When one of your heirs is incarcerated, you need to take extra precaution when leaving the person any money in your will. This is because many states charge inmates for room, board and other expenses and will seize any money they receive once that person is released from jail or prison to pay outstanding balances. If you want to ensure that your heir enjoys the full value of their inheritance, here are two ways you can leave it to him or her.
Leave Non-Cash Assets
States are more likely to sue for recovery of the money spent on the inmates' upkeep if they know the inmates will be receiving cash windfalls. For instance, one inmate received $14,000 from his grandmother's estate and the state sued and won $9,485. Another won $31,690 and had $20,000 of it taken from him by the Illinois Department of Corrections.
The Department of Corrections prefer to go after inmates who have money, because cash is easy to take. While it is possible for the agency to confiscate property, it's harder to do and the department still has to convert the property into cash, which increases the costs of recovery.
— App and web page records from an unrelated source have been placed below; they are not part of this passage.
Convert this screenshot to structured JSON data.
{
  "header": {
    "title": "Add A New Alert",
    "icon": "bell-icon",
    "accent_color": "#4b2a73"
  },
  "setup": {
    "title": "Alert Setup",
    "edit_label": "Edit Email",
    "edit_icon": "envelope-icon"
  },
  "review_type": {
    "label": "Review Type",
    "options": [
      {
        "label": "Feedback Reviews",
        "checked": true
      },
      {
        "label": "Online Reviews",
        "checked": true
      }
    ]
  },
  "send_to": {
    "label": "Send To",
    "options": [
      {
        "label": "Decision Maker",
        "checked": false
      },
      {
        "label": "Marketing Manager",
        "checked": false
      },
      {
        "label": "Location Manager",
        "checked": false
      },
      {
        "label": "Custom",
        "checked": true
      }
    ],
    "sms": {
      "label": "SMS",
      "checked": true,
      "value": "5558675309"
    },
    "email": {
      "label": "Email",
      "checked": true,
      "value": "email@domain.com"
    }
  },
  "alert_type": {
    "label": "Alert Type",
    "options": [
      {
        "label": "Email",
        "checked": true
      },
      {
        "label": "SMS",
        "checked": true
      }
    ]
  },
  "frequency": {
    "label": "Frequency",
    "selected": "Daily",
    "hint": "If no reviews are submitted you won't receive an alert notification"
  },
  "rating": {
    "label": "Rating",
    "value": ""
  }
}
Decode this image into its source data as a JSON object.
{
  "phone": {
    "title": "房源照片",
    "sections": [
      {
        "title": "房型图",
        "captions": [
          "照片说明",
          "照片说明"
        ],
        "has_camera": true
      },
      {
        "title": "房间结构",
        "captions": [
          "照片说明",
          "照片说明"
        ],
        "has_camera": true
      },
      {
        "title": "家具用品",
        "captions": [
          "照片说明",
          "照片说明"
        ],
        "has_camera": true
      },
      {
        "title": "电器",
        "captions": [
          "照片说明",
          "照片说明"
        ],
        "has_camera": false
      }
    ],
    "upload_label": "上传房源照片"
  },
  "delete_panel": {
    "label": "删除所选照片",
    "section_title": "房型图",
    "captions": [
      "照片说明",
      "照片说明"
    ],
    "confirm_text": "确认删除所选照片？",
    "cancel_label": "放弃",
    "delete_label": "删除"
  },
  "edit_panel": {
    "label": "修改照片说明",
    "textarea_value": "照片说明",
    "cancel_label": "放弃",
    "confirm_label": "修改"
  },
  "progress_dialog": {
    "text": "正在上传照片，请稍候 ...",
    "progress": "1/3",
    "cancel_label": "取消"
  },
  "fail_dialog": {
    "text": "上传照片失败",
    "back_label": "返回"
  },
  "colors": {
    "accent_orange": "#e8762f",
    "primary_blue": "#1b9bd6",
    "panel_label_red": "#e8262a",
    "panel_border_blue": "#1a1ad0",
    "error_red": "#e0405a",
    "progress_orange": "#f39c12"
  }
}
Thus, to give your heir a fighting chance at receiving his or her inheritance, you should leave him or her with physical property, such as real estate, a car, or jewelry. Your heir can then either make use of the asset (which may be more beneficial than money) or work with an attorney to protect the cash he or she receives from selling the item(s).
Place Assets in a Discretionary Trust
Another option for leaving cash and assets to your incarcerated heir is to place them in a discretionary trust. This trust functions a lot like a regular one in that you can place assets inside to be released to the beneficiary when appropriate. However, the difference is that with a discretionary trust, the assets are not in any one person's name. Instead, the person managing the trust distributes the assets to a list of beneficiaries at his or her discretion.
The assets don't belong to anyone specifically, so they are protected from creditors who may try to access the money by suing the heir. The state can't take what the debtor doesn't legally own, so he or she won't have to worry about losing the entire inheritance upon leaving prison.
Be aware though, that there should be multiple people listed on the trust. If you only put the one heir's name on the account, the state could argue the asset really belongs to the person and use that to try and access the funds the trust contains. Additionally, you need to appoint someone you trust to manage the account, because this person will have complete control over whether you heir actually gains access to the assets.
For more suggestions on accounting for an incarcerated family member in your will, contact Abom & Kutulakis in the greater Chambersburg, PA area.